Data from: Intraspecific variation in cephalopod conchs changes during ontogeny: perspectives from three-dimensional morphometry of Nautilus pompilius
Tajika, Amane; Morimoto, Naoki; Wani, Ryoji; Klug, Christian (2017), Data from: Intraspecific variation in cephalopod conchs changes during ontogeny: perspectives from three-dimensional morphometry of Nautilus pompilius, Dryad, Dataset, https://doi.org/10.5061/dryad.4cb86

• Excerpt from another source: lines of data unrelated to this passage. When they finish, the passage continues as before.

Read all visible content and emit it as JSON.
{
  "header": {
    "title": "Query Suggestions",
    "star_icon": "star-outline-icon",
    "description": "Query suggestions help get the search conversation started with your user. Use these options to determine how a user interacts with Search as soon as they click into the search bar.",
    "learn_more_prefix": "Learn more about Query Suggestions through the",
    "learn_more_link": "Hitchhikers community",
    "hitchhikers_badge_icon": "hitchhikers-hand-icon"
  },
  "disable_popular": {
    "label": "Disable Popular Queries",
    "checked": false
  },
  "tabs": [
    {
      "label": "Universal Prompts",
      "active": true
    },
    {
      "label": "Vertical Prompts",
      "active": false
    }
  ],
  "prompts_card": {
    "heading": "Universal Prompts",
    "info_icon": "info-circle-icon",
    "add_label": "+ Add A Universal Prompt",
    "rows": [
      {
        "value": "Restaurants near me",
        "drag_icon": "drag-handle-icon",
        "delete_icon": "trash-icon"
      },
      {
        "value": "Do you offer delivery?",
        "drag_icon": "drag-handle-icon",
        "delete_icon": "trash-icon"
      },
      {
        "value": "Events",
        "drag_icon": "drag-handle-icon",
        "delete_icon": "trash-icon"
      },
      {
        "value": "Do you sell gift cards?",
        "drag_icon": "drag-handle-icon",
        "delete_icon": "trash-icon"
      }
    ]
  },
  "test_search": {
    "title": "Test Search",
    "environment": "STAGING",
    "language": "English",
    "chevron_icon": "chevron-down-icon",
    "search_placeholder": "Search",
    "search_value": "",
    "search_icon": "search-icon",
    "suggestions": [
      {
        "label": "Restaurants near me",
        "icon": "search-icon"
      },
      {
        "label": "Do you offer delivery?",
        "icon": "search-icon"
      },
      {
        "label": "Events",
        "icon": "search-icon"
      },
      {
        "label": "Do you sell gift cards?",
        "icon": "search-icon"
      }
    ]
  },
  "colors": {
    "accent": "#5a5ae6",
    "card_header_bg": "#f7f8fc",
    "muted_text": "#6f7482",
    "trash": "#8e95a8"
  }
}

Intraspecific variation of organisms is of great importance to correctly carry out taxonomic work, which is a prerequisite for important disciplines in paleontology such as community paleoecology, biostratigraphy, and biogeography. However, intraspecific variation is rarely studied in ectocochleate cephalopods (ammonoids and nautiloids), in which an excessive number of taxa were established during the past centuries. Since intraspecific variation of fossilized organisms suffers from various biases (time averaging and taphonomy), an extant example is needed for actualistic comparison. We applied 3D morphometry to 93 specimens of Nautilus pompilius from three different geographic populations. This dataset was used to examine the intraspecific variation throughout ontogeny in detail. Although there are slight differences between the populations as well as some measurement biases, a common pattern of intraspecific variation appears to be present. High variation appears early in ontogeny and then decreases gradually in the following ontogenetic stages. Subsequently, the variation shows an increase again before maturity until a sharp increase or decrease occurs towards the end of ontogeny. Comparison with intraspecific variation of ammonoids and belemnites illustrated that some groups have ontogenetic patterns of intraspecific variation, which are similar to that of N. pompilius. This implies that the above-mentioned ontogenetic pattern of intraspecific variation might be common in some major cephalopod clades.